Drop the chopped vegetables evenly on its surface but don’t wait too long to do it after you’ve spread the batter as it will be harder to press the vegetables down into it. Use the spatula to gently press the vegetables down into the batter without then touching the surface of the frying pan.

Add a little bit of oil around the uttapam so that it’s  easy to flip it later. Cover lid and let it cook for three minutes. Remove the lid and use spatula to loosen the uttapam from the sides and flip it. Cover lid and let it cook for five more minutes. Cook on low flame.

Turn off the gas. Pair it with tomato sauce or anything you have at hand: pickle or mayonnaise. 

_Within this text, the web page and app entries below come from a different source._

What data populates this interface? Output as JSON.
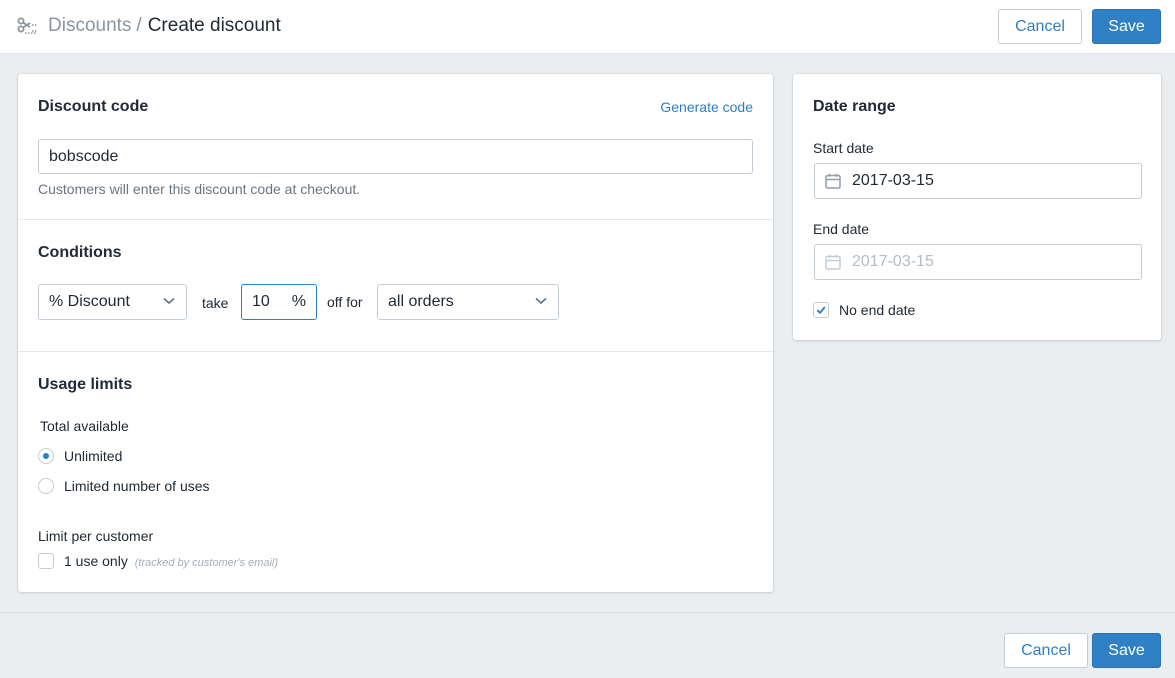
{
  "header": {
    "icon": "scissors-icon",
    "breadcrumb_parent": "Discounts",
    "breadcrumb_separator": "/",
    "page_title": "Create discount",
    "cancel_label": "Cancel",
    "save_label": "Save"
  },
  "discount_code": {
    "heading": "Discount code",
    "generate_link": "Generate code",
    "value": "bobscode",
    "help": "Customers will enter this discount code at checkout."
  },
  "conditions": {
    "heading": "Conditions",
    "discount_type": "% Discount",
    "take_label": "take",
    "amount": "10",
    "amount_unit": "%",
    "off_for_label": "off for",
    "applies_to": "all orders"
  },
  "usage_limits": {
    "heading": "Usage limits",
    "total_available_label": "Total available",
    "options": [
      {
        "label": "Unlimited",
        "selected": true
      },
      {
        "label": "Limited number of uses",
        "selected": false
      }
    ],
    "per_customer_label": "Limit per customer",
    "one_use_label": "1 use only",
    "one_use_note": "(tracked by customer's email)",
    "one_use_checked": false
  },
  "date_range": {
    "heading": "Date range",
    "start_label": "Start date",
    "start_value": "2017-03-15",
    "end_label": "End date",
    "end_value": "2017-03-15",
    "no_end_date_label": "No end date",
    "no_end_date_checked": true
  },
  "footer": {
    "cancel_label": "Cancel",
    "save_label": "Save"
  },
  "colors": {
    "accent": "#2f80c4",
    "background": "#ebeef0"
  }
}
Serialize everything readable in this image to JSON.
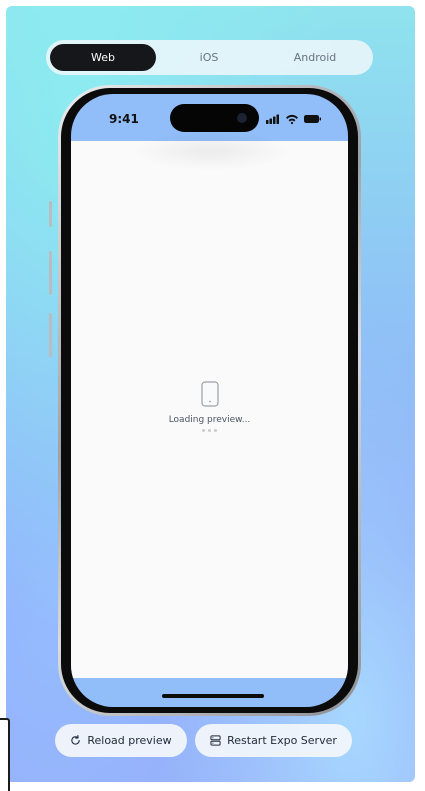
{
  "platform_tabs": [
    {
      "label": "Web",
      "active": true
    },
    {
      "label": "iOS",
      "active": false
    },
    {
      "label": "Android",
      "active": false
    }
  ],
  "phone": {
    "status_time": "9:41",
    "loading_text": "Loading preview..."
  },
  "actions": {
    "reload_label": "Reload preview",
    "restart_label": "Restart Expo Server"
  },
  "colors": {
    "active_tab": "#16171a",
    "panel_top": "#8fe3ee",
    "panel_bottom": "#96aaf8"
  },
  "icons": [
    "phone-outline-icon",
    "signal-icon",
    "wifi-icon",
    "battery-icon",
    "reload-icon",
    "server-icon"
  ]
}
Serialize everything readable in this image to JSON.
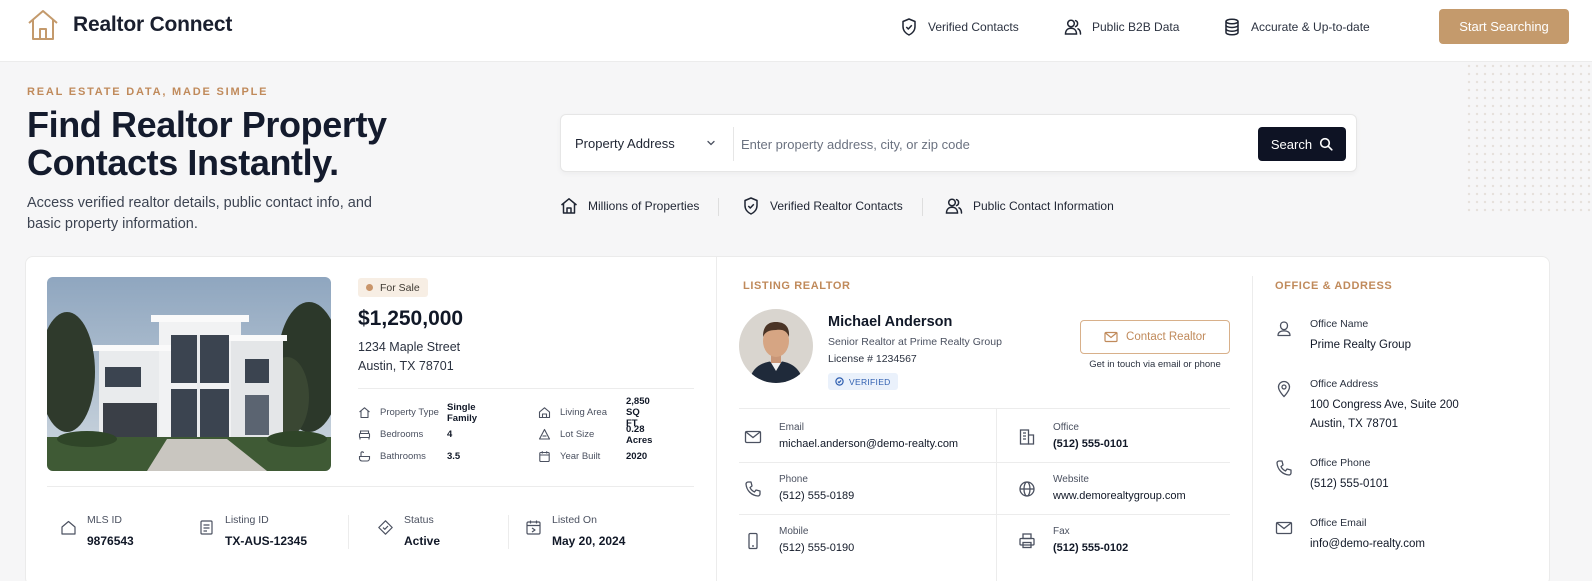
{
  "header": {
    "brand": "Realtor Connect",
    "features": [
      "Verified Contacts",
      "Public B2B Data",
      "Accurate & Up-to-date"
    ],
    "cta_label": "Start Searching"
  },
  "hero": {
    "eyebrow": "REAL ESTATE DATA, MADE SIMPLE",
    "title_line1": "Find Realtor Property",
    "title_line2": "Contacts Instantly.",
    "subtitle": "Access verified realtor details, public contact info, and basic property information."
  },
  "search": {
    "type_selected": "Property Address",
    "placeholder": "Enter property address, city, or zip code",
    "value": "",
    "button_label": "Search"
  },
  "trust": [
    "Millions of Properties",
    "Verified Realtor Contacts",
    "Public Contact Information"
  ],
  "property": {
    "status": "For Sale",
    "price": "$1,250,000",
    "street": "1234 Maple Street",
    "city": "Austin, TX 78701",
    "specs": [
      {
        "label": "Property Type",
        "value": "Single Family"
      },
      {
        "label": "Bedrooms",
        "value": "4"
      },
      {
        "label": "Bathrooms",
        "value": "3.5"
      },
      {
        "label": "Living Area",
        "value": "2,850 SQ FT"
      },
      {
        "label": "Lot Size",
        "value": "0.28 Acres"
      },
      {
        "label": "Year Built",
        "value": "2020"
      }
    ],
    "meta": [
      {
        "label": "MLS ID",
        "value": "9876543"
      },
      {
        "label": "Listing ID",
        "value": "TX-AUS-12345"
      },
      {
        "label": "Status",
        "value": "Active"
      },
      {
        "label": "Listed On",
        "value": "May 20, 2024"
      }
    ]
  },
  "realtor": {
    "section_title": "LISTING REALTOR",
    "name": "Michael Anderson",
    "title": "Senior Realtor at Prime Realty Group",
    "license": "License # 1234567",
    "verified": "VERIFIED",
    "contact_label": "Contact Realtor",
    "contact_hint": "Get in touch via email or phone",
    "contacts": [
      {
        "label": "Email",
        "value": "michael.anderson@demo-realty.com"
      },
      {
        "label": "Office",
        "value": "(512) 555-0101"
      },
      {
        "label": "Phone",
        "value": "(512) 555-0189"
      },
      {
        "label": "Website",
        "value": "www.demorealtygroup.com"
      },
      {
        "label": "Mobile",
        "value": "(512) 555-0190"
      },
      {
        "label": "Fax",
        "value": "(512) 555-0102"
      }
    ]
  },
  "office": {
    "section_title": "OFFICE & ADDRESS",
    "items": [
      {
        "label": "Office Name",
        "value": "Prime Realty Group"
      },
      {
        "label": "Office Address",
        "value": "100 Congress Ave, Suite 200\nAustin, TX 78701"
      },
      {
        "label": "Office Phone",
        "value": "(512) 555-0101"
      },
      {
        "label": "Office Email",
        "value": "info@demo-realty.com"
      }
    ]
  },
  "colors": {
    "accent": "#c49a6c",
    "dark": "#0e1324",
    "verified": "#2f5fb0"
  }
}
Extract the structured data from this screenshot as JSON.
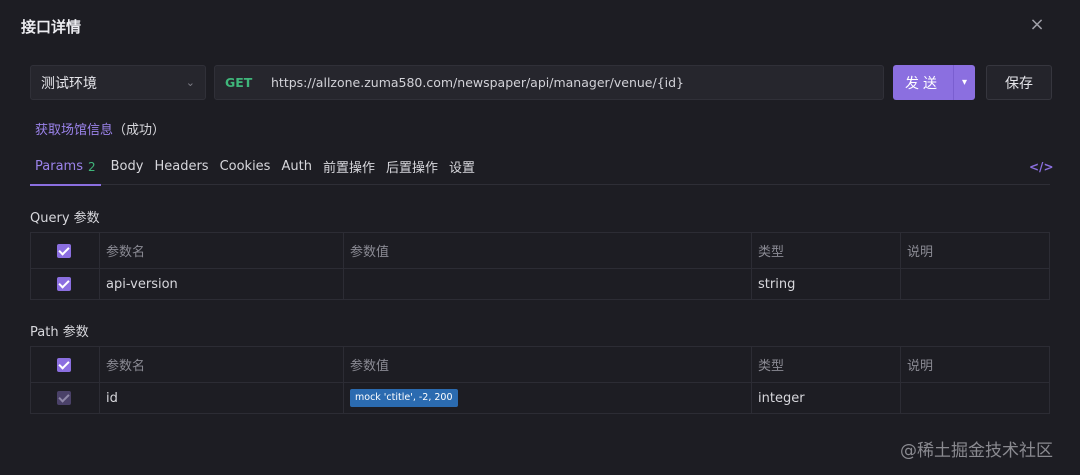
{
  "dialog": {
    "title": "接口详情",
    "close_glyph": "×"
  },
  "env": {
    "value": "测试环境"
  },
  "request": {
    "method": "GET",
    "url": "https://allzone.zuma580.com/newspaper/api/manager/venue/{id}",
    "send_label": "发送",
    "save_label": "保存"
  },
  "api": {
    "name": "获取场馆信息",
    "status": "（成功）"
  },
  "tabs": [
    {
      "label": "Params",
      "badge": "2",
      "active": true
    },
    {
      "label": "Body"
    },
    {
      "label": "Headers"
    },
    {
      "label": "Cookies"
    },
    {
      "label": "Auth"
    },
    {
      "label": "前置操作"
    },
    {
      "label": "后置操作"
    },
    {
      "label": "设置"
    }
  ],
  "code_icon": "</>",
  "headers": {
    "name": "参数名",
    "value": "参数值",
    "type": "类型",
    "desc": "说明"
  },
  "query": {
    "title": "Query 参数",
    "rows": [
      {
        "name": "api-version",
        "value": "",
        "type": "string",
        "desc": ""
      }
    ]
  },
  "path": {
    "title": "Path 参数",
    "rows": [
      {
        "name": "id",
        "value": "mock 'ctitle', -2, 200",
        "type": "integer",
        "desc": ""
      }
    ]
  },
  "watermark": "@稀土掘金技术社区",
  "colors": {
    "accent": "#8b6fe0",
    "get": "#3fb67a",
    "background": "#1d1d23",
    "mock": "#2b6bb0"
  }
}
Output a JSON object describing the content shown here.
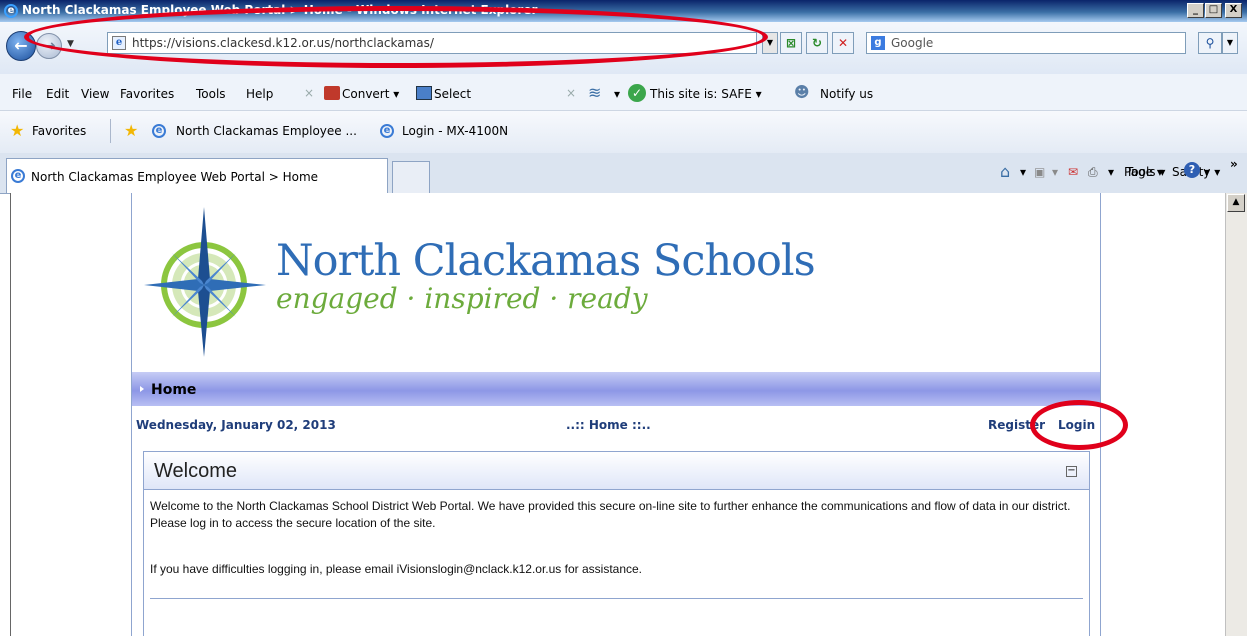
{
  "window": {
    "title": "North Clackamas Employee Web Portal > Home - Windows Internet Explorer",
    "min_label": "_",
    "max_label": "□",
    "close_label": "X"
  },
  "address_bar": {
    "url": "https://visions.clackesd.k12.or.us/northclackamas/",
    "search_placeholder": "Google"
  },
  "menu": {
    "items": [
      "File",
      "Edit",
      "View",
      "Favorites",
      "Tools",
      "Help"
    ],
    "convert_label": "Convert",
    "select_label": "Select",
    "safe_label": "This site is: SAFE",
    "notify_label": "Notify us"
  },
  "favorites_bar": {
    "favorites_label": "Favorites",
    "items": [
      "North Clackamas Employee ...",
      "Login - MX-4100N"
    ]
  },
  "tabs": {
    "active_tab": "North Clackamas Employee Web Portal > Home"
  },
  "command_bar": {
    "page_label": "Page",
    "safety_label": "Safety",
    "tools_label": "Tools"
  },
  "logo": {
    "title": "North Clackamas Schools",
    "tagline": "engaged · inspired · ready"
  },
  "nav": {
    "home_label": "Home"
  },
  "info_bar": {
    "date": "Wednesday, January 02, 2013",
    "breadcrumb": "..:: Home ::..",
    "register_label": "Register",
    "login_label": "Login"
  },
  "welcome": {
    "title": "Welcome",
    "paragraph1": "Welcome to the North Clackamas School District  Web Portal.  We have provided this secure on-line site to further enhance the communications and flow of data in our district.  Please log in to access the secure location of the site.",
    "paragraph2": "If you have difficulties logging in, please email iVisionslogin@nclack.k12.or.us for assistance."
  },
  "colors": {
    "annotation_red": "#e0001b",
    "portal_link_blue": "#1f3d7a",
    "logo_blue": "#2f6db6",
    "logo_green": "#6cab3c",
    "nav_purple": "#8d97e6"
  }
}
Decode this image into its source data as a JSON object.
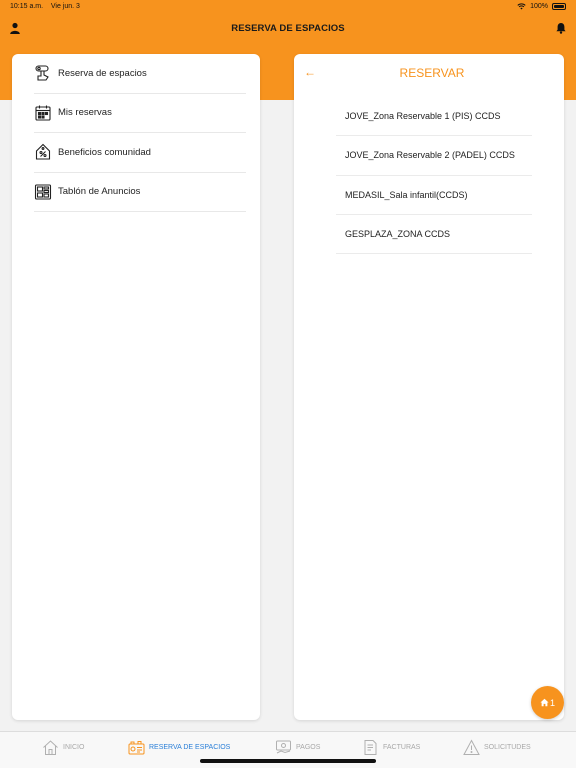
{
  "status_bar": {
    "time": "10:15 a.m.",
    "date": "Vie jun. 3",
    "battery": "100%"
  },
  "header": {
    "title": "RESERVA DE ESPACIOS"
  },
  "menu": {
    "items": [
      {
        "label": "Reserva de espacios",
        "icon": "hand-key-icon"
      },
      {
        "label": "Mis reservas",
        "icon": "calendar-icon"
      },
      {
        "label": "Beneficios comunidad",
        "icon": "discount-tag-icon"
      },
      {
        "label": "Tablón de Anuncios",
        "icon": "bulletin-board-icon"
      }
    ]
  },
  "reservar": {
    "title": "RESERVAR",
    "back": "←",
    "spaces": [
      {
        "label": "JOVE_Zona Reservable 1 (PIS) CCDS"
      },
      {
        "label": "JOVE_Zona Reservable 2 (PADEL) CCDS"
      },
      {
        "label": "MEDASIL_Sala infantil(CCDS)"
      },
      {
        "label": "GESPLAZA_ZONA CCDS"
      }
    ]
  },
  "fab": {
    "count": "1"
  },
  "tabs": [
    {
      "label": "INICIO",
      "active": false
    },
    {
      "label": "RESERVA DE ESPACIOS",
      "active": true
    },
    {
      "label": "PAGOS",
      "active": false
    },
    {
      "label": "FACTURAS",
      "active": false
    },
    {
      "label": "SOLICITUDES",
      "active": false
    }
  ],
  "colors": {
    "accent": "#f7931e",
    "active_tab": "#2a7fd8",
    "inactive_tab": "#a8a8a8"
  }
}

There’s another way some people like to cook it and that comprised of mixing the chopped vegetables in the batter itself. If you’re having trouble setting them into the batter, try this. It’s easier. Same process.

Go get yourself some breakfast!

Kasuri Methi Paratha

When you come home from work, cooking yourself dinner feels like a daunting task. So often, you get a take away or heat up something that’s leftover or eat out, which is fine. However, it is always good to cook because you know your food inside out. You know what has gone in there, it’s fresh, it’s filling. Sometimes you just crave for homemade food and can’t go all out.

This is a quick guide to Kasuri Methi ke parathe. Simple and easy. And like I always say, customise it according to your taste.
Take water in a bowl and heat it. Don’t bring it to boil. Turn off the gas and add a handful of dries fenugreek leaves to it. Let the leaves soften. That should take 15 minutes.

Meanwhile, take two cups of wheat flour. Chop up a green chilli real fine and grate a little ginger. Add this to the flour. You can always add a spoonful of curd if you have it. It’s okay if you don’t. If you’re going to pair the parathas with a chutney or a sauce or pickle, you may not add salt. However if you don’t have any of these, add salt to taste.

Next, drain the water and add the leaves to the flour. We are going to use that water to make a dough. Add water slowly and keep kneading the flour until it’s not too soft neither too hard. Roll the dough into 3-4 balls.

Use a rolling pin to stretch the balls into circles. And you don’t need perfect circles. 

Put a frying pan or tawa over low flame and smear a little ghee on the surface.

Put in the roti that you’ve rolled. Flip it after two minutes and smear some ghee on the surface. Flip it again after two minutes. Let both sides cook properly and there you have something that’s easy and it fills your stomach.

Happy eating!